MATERIAL FOR THE TASK:

****

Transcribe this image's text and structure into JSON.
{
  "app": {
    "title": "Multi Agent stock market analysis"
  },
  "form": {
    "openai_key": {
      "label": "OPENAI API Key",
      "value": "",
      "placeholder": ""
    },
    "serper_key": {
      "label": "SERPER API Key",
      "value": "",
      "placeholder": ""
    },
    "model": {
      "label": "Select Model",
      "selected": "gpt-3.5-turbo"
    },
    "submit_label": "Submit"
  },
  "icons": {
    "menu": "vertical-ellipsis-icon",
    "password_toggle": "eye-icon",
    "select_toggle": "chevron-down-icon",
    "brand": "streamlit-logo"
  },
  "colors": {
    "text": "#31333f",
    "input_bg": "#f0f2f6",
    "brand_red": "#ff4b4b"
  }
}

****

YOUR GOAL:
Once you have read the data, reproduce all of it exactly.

REPLY TO THE EXERCISE:
Transcribe this image's text and structure into JSON.
{
  "app": {
    "title": "Multi Agent stock market analysis"
  },
  "form": {
    "openai_key": {
      "label": "OPENAI API Key",
      "value": "",
      "placeholder": ""
    },
    "serper_key": {
      "label": "SERPER API Key",
      "value": "",
      "placeholder": ""
    },
    "model": {
      "label": "Select Model",
      "selected": "gpt-3.5-turbo"
    },
    "submit_label": "Submit"
  },
  "icons": {
    "menu": "vertical-ellipsis-icon",
    "password_toggle": "eye-icon",
    "select_toggle": "chevron-down-icon",
    "brand": "streamlit-logo"
  },
  "colors": {
    "text": "#31333f",
    "input_bg": "#f0f2f6",
    "brand_red": "#ff4b4b"
  }
}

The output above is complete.